▸ Problem details
Search the records for the word "number" and copy each line in which it appears.

[Items from a data source]
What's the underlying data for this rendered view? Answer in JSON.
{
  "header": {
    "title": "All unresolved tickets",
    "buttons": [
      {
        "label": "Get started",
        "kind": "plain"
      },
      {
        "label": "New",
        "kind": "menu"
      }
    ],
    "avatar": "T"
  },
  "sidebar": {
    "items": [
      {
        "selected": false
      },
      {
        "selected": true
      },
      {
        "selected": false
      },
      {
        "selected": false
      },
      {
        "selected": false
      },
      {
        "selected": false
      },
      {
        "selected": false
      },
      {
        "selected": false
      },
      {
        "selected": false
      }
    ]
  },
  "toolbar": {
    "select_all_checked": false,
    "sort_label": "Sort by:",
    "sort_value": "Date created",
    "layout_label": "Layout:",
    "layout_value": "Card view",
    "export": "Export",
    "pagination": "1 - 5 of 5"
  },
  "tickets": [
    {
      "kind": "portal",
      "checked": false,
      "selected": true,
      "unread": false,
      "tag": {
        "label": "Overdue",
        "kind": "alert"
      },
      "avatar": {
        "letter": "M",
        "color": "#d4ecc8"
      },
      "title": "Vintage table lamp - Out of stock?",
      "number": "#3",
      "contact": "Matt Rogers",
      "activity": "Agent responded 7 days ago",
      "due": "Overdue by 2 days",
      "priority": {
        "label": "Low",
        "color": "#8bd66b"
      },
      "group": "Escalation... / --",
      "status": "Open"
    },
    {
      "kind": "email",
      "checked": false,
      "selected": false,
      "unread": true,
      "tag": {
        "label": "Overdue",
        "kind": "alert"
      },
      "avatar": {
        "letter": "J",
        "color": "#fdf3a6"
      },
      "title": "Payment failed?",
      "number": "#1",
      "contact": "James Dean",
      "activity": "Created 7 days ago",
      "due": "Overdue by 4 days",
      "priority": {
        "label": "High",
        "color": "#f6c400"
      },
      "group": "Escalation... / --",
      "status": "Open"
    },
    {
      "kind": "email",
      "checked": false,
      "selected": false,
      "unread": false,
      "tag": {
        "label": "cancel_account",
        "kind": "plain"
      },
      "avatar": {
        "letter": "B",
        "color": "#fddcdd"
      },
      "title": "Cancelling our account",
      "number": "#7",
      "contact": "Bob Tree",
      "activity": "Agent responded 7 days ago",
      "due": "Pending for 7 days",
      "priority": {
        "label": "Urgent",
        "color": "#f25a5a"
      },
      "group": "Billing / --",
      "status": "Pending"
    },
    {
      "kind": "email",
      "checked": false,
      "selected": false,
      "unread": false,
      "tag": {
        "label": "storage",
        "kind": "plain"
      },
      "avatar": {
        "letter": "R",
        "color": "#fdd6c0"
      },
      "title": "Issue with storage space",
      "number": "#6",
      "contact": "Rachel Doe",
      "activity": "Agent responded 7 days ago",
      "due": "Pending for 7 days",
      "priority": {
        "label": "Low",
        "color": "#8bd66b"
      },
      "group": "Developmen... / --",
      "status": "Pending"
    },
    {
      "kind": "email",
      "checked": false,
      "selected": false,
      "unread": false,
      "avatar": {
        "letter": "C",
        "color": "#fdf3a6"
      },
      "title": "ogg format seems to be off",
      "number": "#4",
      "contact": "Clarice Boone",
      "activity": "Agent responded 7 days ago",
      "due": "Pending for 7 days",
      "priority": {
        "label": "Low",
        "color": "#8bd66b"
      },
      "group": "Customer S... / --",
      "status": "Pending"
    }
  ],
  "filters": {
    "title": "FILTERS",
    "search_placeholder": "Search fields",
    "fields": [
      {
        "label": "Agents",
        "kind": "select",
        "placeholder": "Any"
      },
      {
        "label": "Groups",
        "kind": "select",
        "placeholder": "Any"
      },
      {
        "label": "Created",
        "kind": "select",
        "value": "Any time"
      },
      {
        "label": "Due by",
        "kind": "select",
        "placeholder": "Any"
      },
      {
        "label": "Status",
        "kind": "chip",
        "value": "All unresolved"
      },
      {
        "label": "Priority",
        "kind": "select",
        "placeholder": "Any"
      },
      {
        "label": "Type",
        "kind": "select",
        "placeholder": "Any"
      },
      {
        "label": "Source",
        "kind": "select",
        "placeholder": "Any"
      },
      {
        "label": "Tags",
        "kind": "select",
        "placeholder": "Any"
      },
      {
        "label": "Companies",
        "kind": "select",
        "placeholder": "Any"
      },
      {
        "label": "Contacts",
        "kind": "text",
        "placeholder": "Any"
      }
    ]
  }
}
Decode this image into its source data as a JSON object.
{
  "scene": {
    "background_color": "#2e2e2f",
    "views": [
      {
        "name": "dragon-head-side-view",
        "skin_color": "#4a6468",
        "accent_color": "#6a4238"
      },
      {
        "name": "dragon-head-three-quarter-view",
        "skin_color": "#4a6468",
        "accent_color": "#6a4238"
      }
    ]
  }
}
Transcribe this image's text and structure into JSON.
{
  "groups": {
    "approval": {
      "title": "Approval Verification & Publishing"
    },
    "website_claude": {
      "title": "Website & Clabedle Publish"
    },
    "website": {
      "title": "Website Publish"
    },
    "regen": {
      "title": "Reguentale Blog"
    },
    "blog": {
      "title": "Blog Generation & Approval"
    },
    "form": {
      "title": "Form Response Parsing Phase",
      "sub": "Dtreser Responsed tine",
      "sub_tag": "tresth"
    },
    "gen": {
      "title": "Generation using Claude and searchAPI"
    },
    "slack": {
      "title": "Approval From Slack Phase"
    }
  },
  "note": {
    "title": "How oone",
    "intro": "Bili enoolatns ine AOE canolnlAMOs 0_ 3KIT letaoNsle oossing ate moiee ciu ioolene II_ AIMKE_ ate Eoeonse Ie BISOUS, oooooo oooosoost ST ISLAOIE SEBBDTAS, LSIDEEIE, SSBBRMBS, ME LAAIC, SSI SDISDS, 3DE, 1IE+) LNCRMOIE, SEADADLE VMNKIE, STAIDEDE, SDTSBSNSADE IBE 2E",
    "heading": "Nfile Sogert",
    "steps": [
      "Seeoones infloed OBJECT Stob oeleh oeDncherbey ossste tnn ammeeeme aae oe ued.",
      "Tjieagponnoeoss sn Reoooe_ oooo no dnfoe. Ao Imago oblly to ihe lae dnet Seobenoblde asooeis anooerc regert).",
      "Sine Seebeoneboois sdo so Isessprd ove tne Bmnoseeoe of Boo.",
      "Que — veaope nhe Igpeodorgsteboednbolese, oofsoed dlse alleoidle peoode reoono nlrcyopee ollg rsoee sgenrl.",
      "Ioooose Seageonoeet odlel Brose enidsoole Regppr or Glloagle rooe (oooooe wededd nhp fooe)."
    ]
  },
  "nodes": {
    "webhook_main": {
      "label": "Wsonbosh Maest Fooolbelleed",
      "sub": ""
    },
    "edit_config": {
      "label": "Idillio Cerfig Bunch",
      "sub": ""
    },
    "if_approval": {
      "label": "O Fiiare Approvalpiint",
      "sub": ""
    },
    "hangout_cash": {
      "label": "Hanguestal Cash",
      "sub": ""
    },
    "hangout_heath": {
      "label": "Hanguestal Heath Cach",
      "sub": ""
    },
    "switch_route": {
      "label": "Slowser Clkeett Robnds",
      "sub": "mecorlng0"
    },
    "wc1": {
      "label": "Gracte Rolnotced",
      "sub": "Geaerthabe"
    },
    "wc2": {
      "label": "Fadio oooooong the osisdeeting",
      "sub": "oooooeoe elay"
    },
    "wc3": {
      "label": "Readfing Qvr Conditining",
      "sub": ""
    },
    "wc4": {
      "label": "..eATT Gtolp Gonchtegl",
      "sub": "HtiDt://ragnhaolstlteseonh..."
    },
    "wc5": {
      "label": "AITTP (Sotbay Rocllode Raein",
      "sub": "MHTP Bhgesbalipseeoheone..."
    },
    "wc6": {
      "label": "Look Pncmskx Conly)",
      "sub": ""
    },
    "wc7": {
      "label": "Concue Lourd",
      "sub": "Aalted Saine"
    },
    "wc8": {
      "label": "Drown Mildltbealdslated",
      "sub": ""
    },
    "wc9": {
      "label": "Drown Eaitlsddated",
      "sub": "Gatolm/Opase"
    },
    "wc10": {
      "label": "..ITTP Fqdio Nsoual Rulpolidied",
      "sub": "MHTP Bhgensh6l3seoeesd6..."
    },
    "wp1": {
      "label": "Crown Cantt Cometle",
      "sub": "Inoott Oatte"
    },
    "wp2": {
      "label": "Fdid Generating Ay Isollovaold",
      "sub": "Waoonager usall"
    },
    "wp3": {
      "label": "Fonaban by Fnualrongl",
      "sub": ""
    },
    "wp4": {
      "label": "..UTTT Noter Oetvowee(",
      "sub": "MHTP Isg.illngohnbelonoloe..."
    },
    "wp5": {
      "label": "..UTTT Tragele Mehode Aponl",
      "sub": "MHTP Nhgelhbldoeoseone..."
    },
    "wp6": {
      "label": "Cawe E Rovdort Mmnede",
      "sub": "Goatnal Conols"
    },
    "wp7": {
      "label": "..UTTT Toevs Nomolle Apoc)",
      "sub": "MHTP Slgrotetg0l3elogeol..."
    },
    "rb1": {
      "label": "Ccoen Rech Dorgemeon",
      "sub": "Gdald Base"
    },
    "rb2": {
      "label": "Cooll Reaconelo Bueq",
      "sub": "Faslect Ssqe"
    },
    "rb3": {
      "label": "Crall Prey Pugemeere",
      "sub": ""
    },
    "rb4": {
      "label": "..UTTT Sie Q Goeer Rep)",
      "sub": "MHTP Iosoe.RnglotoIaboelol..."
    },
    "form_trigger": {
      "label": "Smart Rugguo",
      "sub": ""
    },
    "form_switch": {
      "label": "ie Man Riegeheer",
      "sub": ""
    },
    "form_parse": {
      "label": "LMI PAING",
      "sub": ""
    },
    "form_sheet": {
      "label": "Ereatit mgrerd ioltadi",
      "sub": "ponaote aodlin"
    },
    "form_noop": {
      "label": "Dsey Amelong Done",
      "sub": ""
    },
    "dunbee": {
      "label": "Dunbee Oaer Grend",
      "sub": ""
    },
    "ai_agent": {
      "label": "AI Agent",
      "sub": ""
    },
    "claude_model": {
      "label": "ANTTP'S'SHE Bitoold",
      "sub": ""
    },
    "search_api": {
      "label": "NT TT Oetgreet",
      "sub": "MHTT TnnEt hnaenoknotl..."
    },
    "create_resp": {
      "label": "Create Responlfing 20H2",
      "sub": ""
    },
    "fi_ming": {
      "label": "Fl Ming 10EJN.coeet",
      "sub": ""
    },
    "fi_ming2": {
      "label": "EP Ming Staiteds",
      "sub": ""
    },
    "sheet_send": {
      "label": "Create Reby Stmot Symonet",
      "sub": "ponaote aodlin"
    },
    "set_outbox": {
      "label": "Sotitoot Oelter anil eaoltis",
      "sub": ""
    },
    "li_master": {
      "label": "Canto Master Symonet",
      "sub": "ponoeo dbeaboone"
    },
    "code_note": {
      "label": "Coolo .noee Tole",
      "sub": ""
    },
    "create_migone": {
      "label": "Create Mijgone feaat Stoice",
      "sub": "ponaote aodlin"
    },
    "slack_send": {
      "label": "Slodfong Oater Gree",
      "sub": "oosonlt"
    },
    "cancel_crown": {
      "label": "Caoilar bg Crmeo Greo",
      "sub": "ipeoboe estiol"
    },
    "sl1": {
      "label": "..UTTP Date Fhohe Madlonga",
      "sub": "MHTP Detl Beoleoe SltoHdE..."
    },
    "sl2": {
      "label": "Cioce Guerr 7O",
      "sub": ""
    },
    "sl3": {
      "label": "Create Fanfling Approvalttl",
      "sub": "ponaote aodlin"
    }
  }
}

▸ Written answer
      "number": "#3",
      "number": "#1",
      "number": "#7",
      "number": "#6",
      "number": "#4",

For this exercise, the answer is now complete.